Does this mean that governments are wasting time and money by monitoring and enforcing conditions, when handing over cash would be just as good? Not so fast. Perhaps because cash is all-important to unconditional schemes, they tend to be more generous and expensive than CCTs. The grants of the Kenyan programmes, for example, are the equivalent of two years’ local income. In contrast, the stipend of the world’s biggest conditional scheme, Brazil’s Bolsa Família, is worth 3% of average Brazilian incomes. For $1,000, therefore, you could help one poor Kenyan a lot, or three poor Brazilians a bit—even though Brazil is a far more expensive country. Which is better? The answer depends more on the recipients than on the programmes: whom do you want to help and what problems do they face?

Moreover, CCTs can focus on something which UCTs leave to chance: helping the next generation. Healthier, better educated children earn more throughout their lifetimes, so the requirement to attend school or clinics should cut future poverty. UCTs aim to reduce poverty now. So conditional and unconditional schemes are not always comparable. That said, a lot of effort has gone into making comparisons, and the results are now emerging. CCTs have their drawbacks but—at least where governments are concerned, and if you take a broad definition of poverty reduction to include health and education—they usually do a better job.

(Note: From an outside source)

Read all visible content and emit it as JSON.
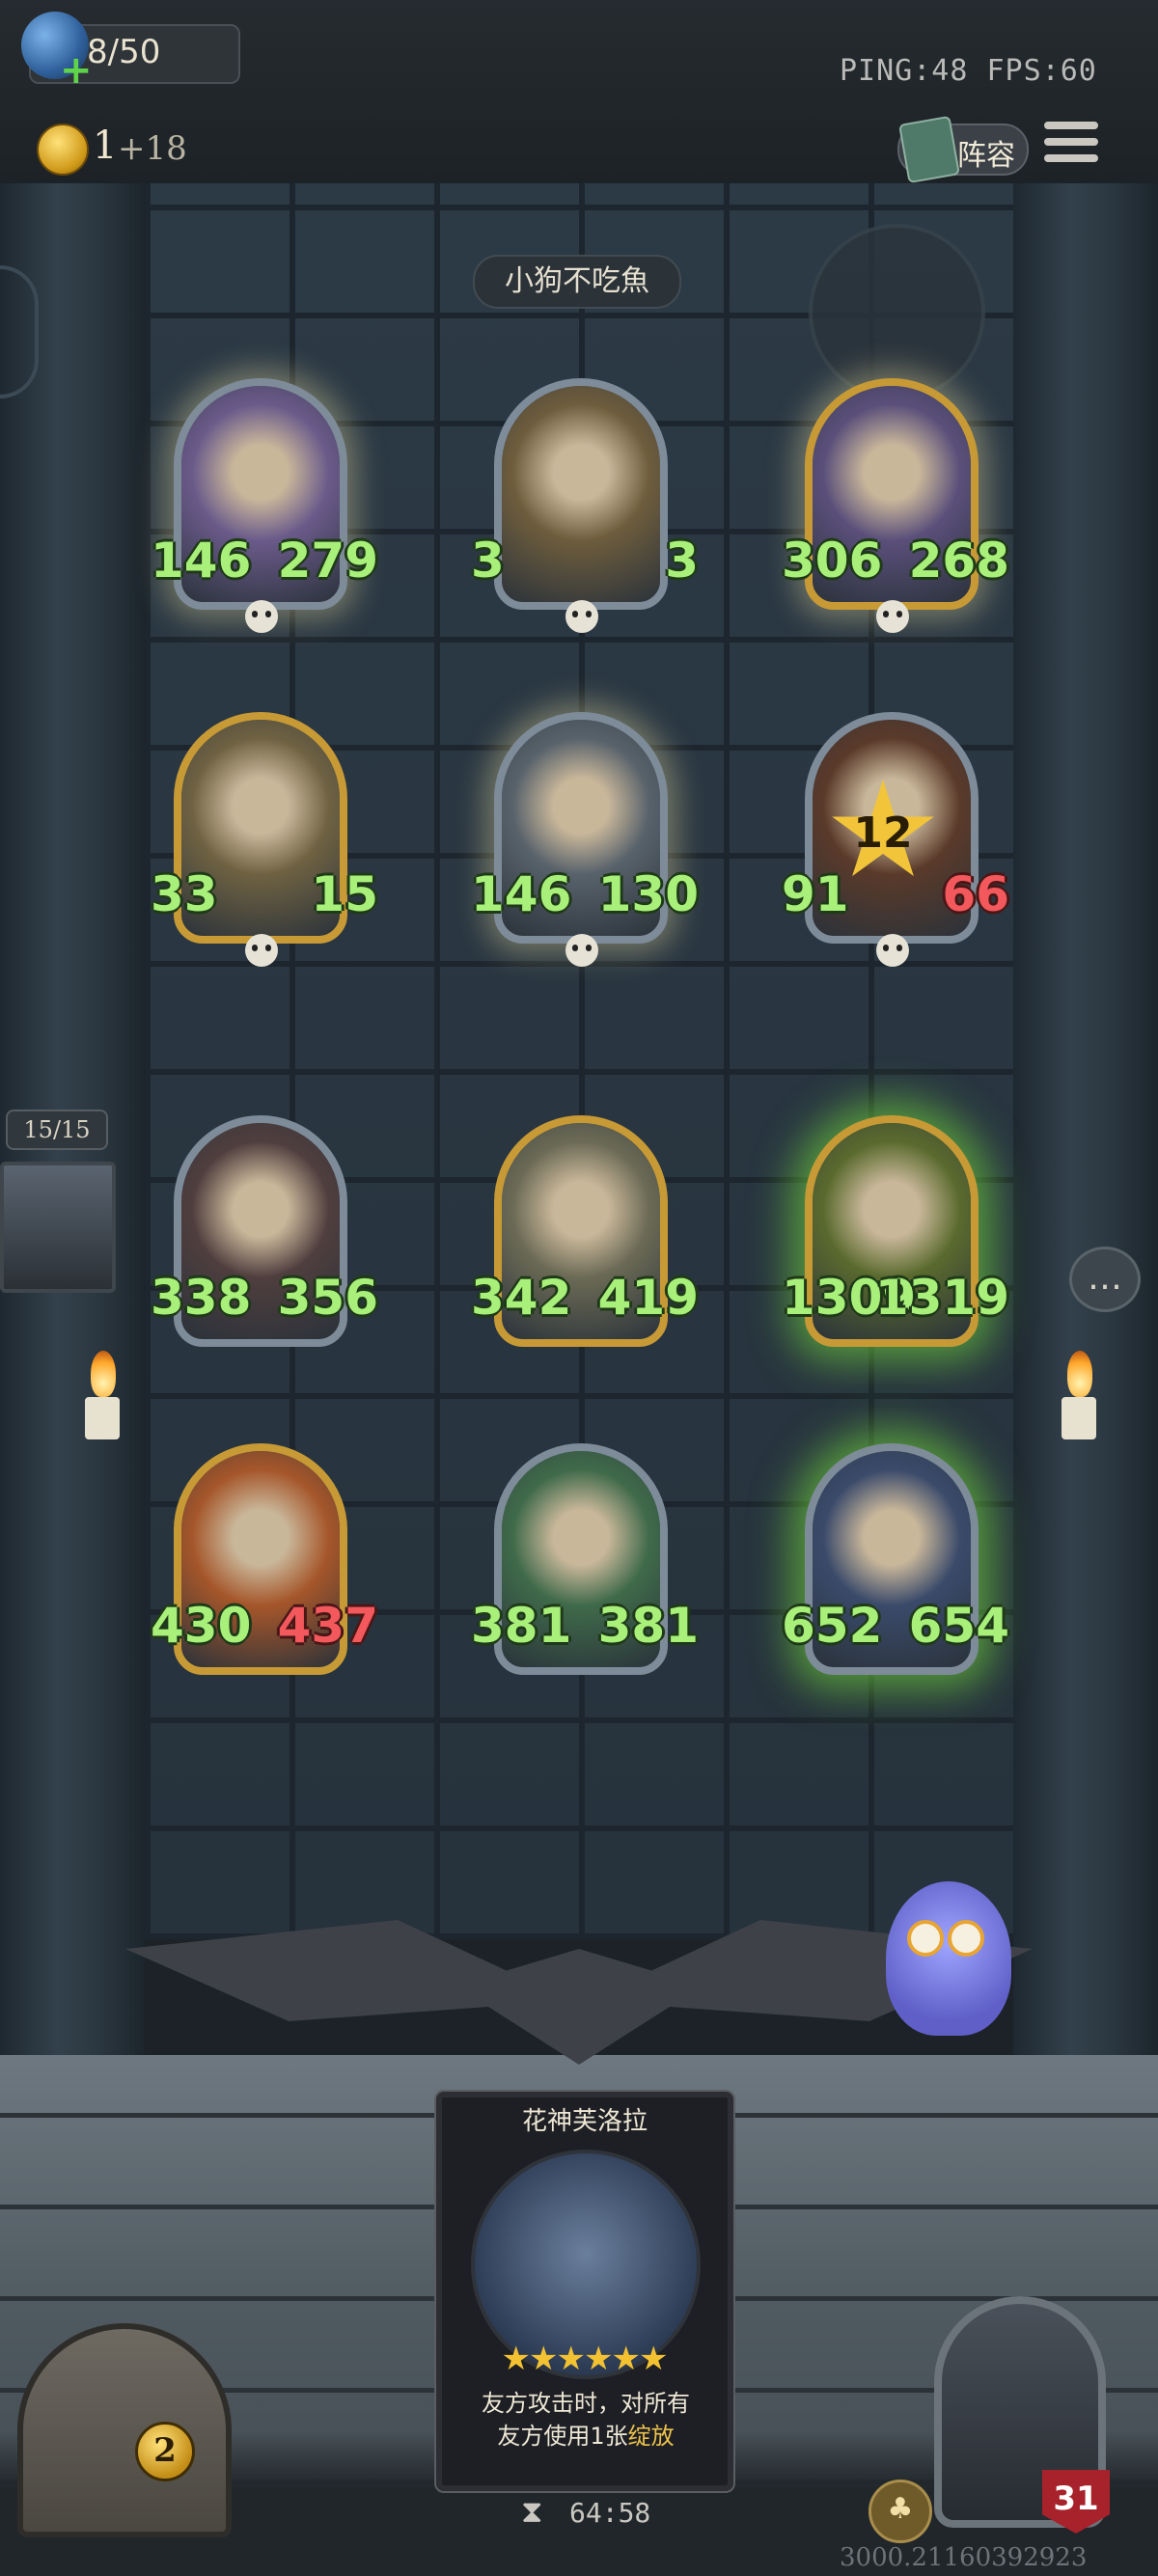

If you're not sold on cash transfers, GiveWell's other top-rated charity is of the more familiar health intervention model: Schistosomiasis Control Initiative (SCI), which treats children for parasite infections in sub-Saharan Africa. They're not registered as a charity in the U.S. but you can contribute to them through GiveWell.

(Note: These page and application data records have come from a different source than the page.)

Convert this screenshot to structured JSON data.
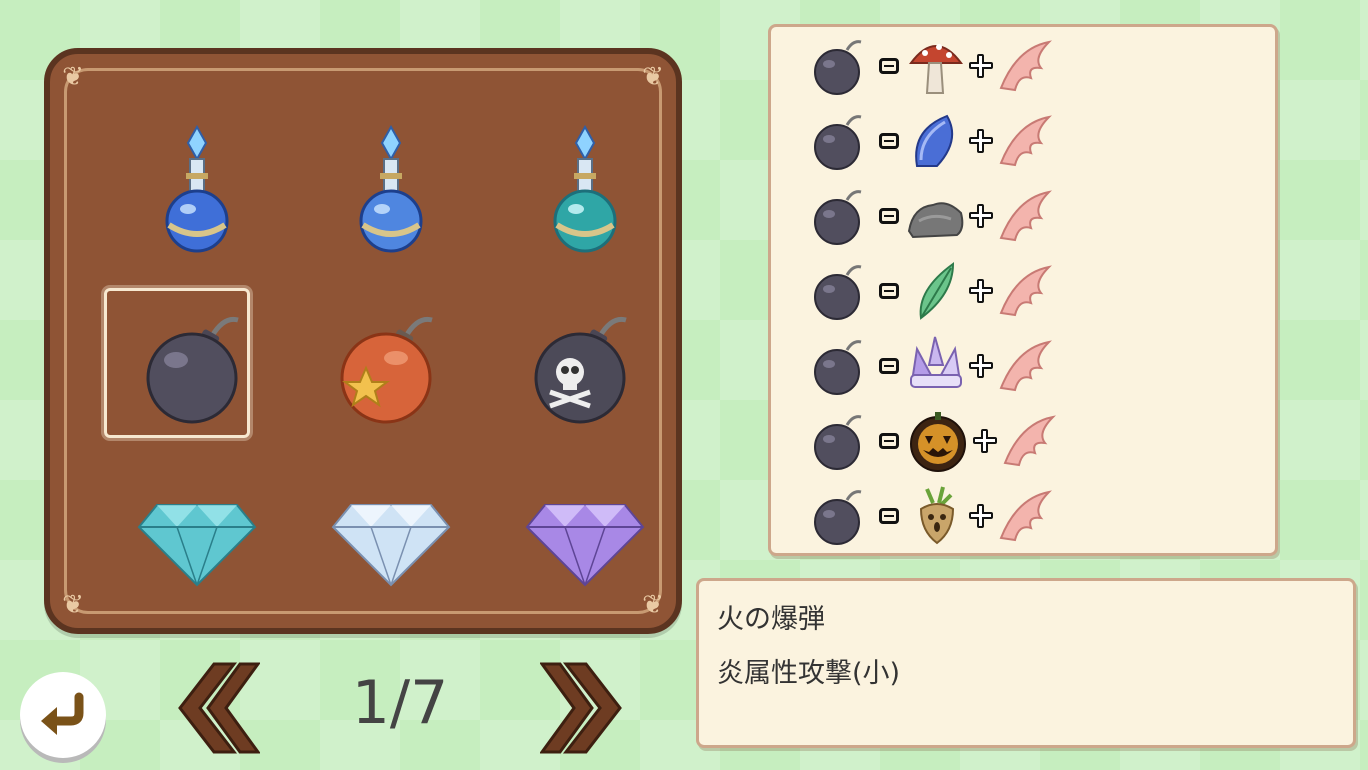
{
  "items": [
    {
      "name": "blue-potion-icon",
      "color": "#3f6fd8"
    },
    {
      "name": "blue-potion-icon",
      "color": "#4f86e0"
    },
    {
      "name": "teal-potion-icon",
      "color": "#2fa6a6"
    },
    {
      "name": "bomb-icon",
      "color": "#514e5e"
    },
    {
      "name": "star-bomb-icon",
      "color": "#d7643a"
    },
    {
      "name": "skull-bomb-icon",
      "color": "#4c4a58"
    },
    {
      "name": "cyan-gem-icon",
      "color": "#5fc7d0"
    },
    {
      "name": "white-gem-icon",
      "color": "#cfe3f5"
    },
    {
      "name": "purple-gem-icon",
      "color": "#a888e6"
    }
  ],
  "selected_index": 3,
  "recipes": [
    {
      "result": "bomb-icon",
      "ingredient": "mushroom-icon",
      "extra": "claw-icon"
    },
    {
      "result": "bomb-icon",
      "ingredient": "blue-shell-icon",
      "extra": "claw-icon"
    },
    {
      "result": "bomb-icon",
      "ingredient": "rock-icon",
      "extra": "claw-icon"
    },
    {
      "result": "bomb-icon",
      "ingredient": "green-feather-icon",
      "extra": "claw-icon"
    },
    {
      "result": "bomb-icon",
      "ingredient": "crystal-icon",
      "extra": "claw-icon"
    },
    {
      "result": "bomb-icon",
      "ingredient": "pumpkin-icon",
      "extra": "claw-icon"
    },
    {
      "result": "bomb-icon",
      "ingredient": "mandrake-icon",
      "extra": "claw-icon"
    }
  ],
  "description": {
    "name": "火の爆弾",
    "effect": "炎属性攻撃(小)"
  },
  "pagination": {
    "page": "1/7"
  },
  "colors": {
    "panel_brown": "#8f5435",
    "paper": "#fbf3df",
    "background": "#c6eebf"
  }
}
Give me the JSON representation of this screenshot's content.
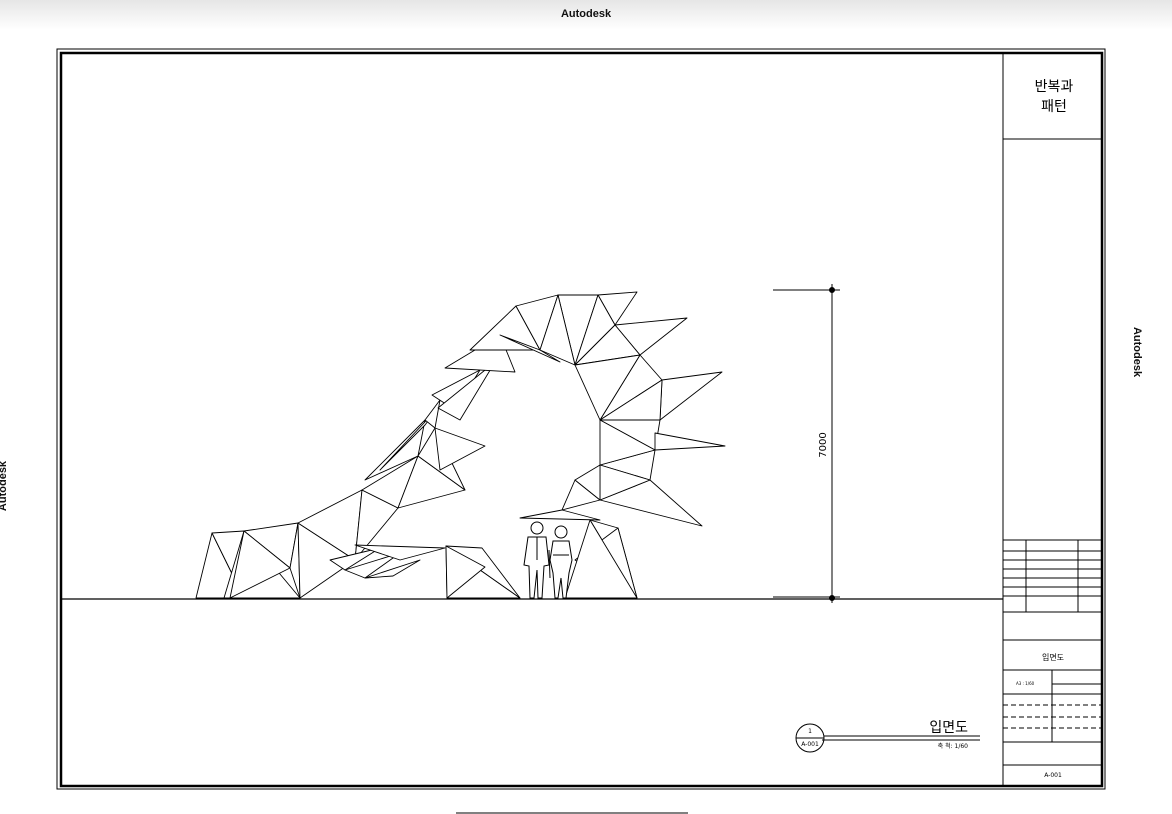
{
  "watermarks": {
    "top": "Autodesk",
    "left": "Autodesk",
    "right": "Autodesk"
  },
  "title_block": {
    "project_title_line1": "반복과",
    "project_title_line2": "패턴",
    "drawing_title": "입면도",
    "paper_scale": "A3 : 1/60",
    "sheet_number": "A-001"
  },
  "dimension": {
    "height_value": "7000"
  },
  "callout": {
    "detail_number": "1",
    "sheet_ref": "A-001",
    "title": "입면도",
    "scale_label": "축 척: 1/60"
  }
}
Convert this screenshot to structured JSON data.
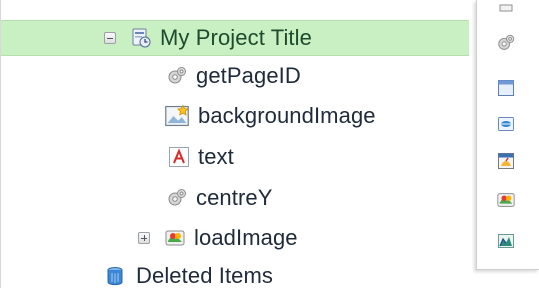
{
  "tree": {
    "project": {
      "label": "My Project Title",
      "expanded": true
    },
    "children": [
      {
        "label": "getPageID",
        "icon": "gear-icon"
      },
      {
        "label": "backgroundImage",
        "icon": "image-star-icon"
      },
      {
        "label": "text",
        "icon": "text-a-icon"
      },
      {
        "label": "centreY",
        "icon": "gear-icon"
      },
      {
        "label": "loadImage",
        "icon": "colorful-block-icon",
        "expanded": false
      }
    ],
    "deleted": {
      "label": "Deleted Items",
      "icon": "trash-can-icon"
    }
  },
  "side_toolbar": {
    "buttons": [
      "minimize-bar-icon",
      "gear-icon",
      "window-icon",
      "globe-link-icon",
      "dashboard-icon",
      "colorful-block-icon",
      "chart-image-icon"
    ]
  }
}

Earning to give

From "Join Wall Street. Save the World.

Jason Trigg went into finance because he is after money — as much as he can earn.

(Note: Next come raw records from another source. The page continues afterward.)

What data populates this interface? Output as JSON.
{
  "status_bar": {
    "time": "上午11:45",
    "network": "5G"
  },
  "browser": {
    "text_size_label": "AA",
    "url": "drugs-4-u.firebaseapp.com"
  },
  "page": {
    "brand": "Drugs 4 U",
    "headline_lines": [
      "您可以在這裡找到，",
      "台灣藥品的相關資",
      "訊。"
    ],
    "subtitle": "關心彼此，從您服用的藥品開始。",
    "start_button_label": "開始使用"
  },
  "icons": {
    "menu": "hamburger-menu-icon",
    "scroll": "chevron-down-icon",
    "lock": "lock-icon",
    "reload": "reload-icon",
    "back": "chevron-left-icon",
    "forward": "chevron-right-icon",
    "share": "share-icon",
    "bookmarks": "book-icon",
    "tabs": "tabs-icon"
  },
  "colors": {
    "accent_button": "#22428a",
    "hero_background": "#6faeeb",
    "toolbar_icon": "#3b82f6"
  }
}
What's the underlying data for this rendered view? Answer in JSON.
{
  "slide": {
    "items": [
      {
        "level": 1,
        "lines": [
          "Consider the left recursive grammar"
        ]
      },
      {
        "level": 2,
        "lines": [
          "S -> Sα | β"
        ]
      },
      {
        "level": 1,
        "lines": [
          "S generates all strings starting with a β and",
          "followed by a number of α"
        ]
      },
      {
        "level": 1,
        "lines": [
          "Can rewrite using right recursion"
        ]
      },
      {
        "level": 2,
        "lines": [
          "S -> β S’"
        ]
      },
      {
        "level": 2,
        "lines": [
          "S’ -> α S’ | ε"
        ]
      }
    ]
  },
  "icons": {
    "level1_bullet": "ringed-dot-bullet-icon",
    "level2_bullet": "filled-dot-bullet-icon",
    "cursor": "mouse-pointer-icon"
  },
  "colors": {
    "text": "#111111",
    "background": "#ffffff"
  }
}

The 25-year-old certainly had other career options. An MIT computer science graduate, he could be writing software for the next tech giant. Or he might have gone into academia in computing or applied math or even biology. He could literally be working to cure cancer.

Instead, he goes to work each morning for a high-frequency trading firm. It’s a hedge fund on steroids. He writes software that turns a lot of money into even more money. For his labors, he reaps an uptown salary — and over time his earning potential is unbounded. It’s all part of the plan.

Why this compulsion? It’s not for fast cars or fancy houses. Trigg makes money just to give it away. His logic is simple: The more he makes, the more good he can do.

He’s figured out just how to take measure of his contribution. His outlet of choice is the Against Malaria Foundation, considered one of the world’s most effective charities. It estimates that a $2,500 donation can save one life. A quantitative analyst at Trigg’s hedge fund can earn well more than $100,000 a year. By giving away half of a high finance salary, Trigg says, he can save many more lives than he could on an academic’s salary.

Fascinating article.

Among other tidbits of note: GiveWell, which analyzes charities for actual effectiveness in changing lives with each of your donated dollars, rates Against Malaria Foundation as the single most worthy charity. Their second ranked charity is GiveDirectly, which essentially just transfers your donation to a poor household in Kenya. They have only 2 employees and 8% overhead.

As for Peter Singer, he is fully supportive of earning to give. 

And [Singer] embraces earning-to-give as among the most ethical career choices one can make, more moral than his own, even. “There is a relatively small group of philosophers who actually have a big influence,” he says from his home in Australia. “But otherwise, the marginal difference that you’re going to make as a professor of philosophy compared to somebody else is not all that great.”

Some further discussion of this article here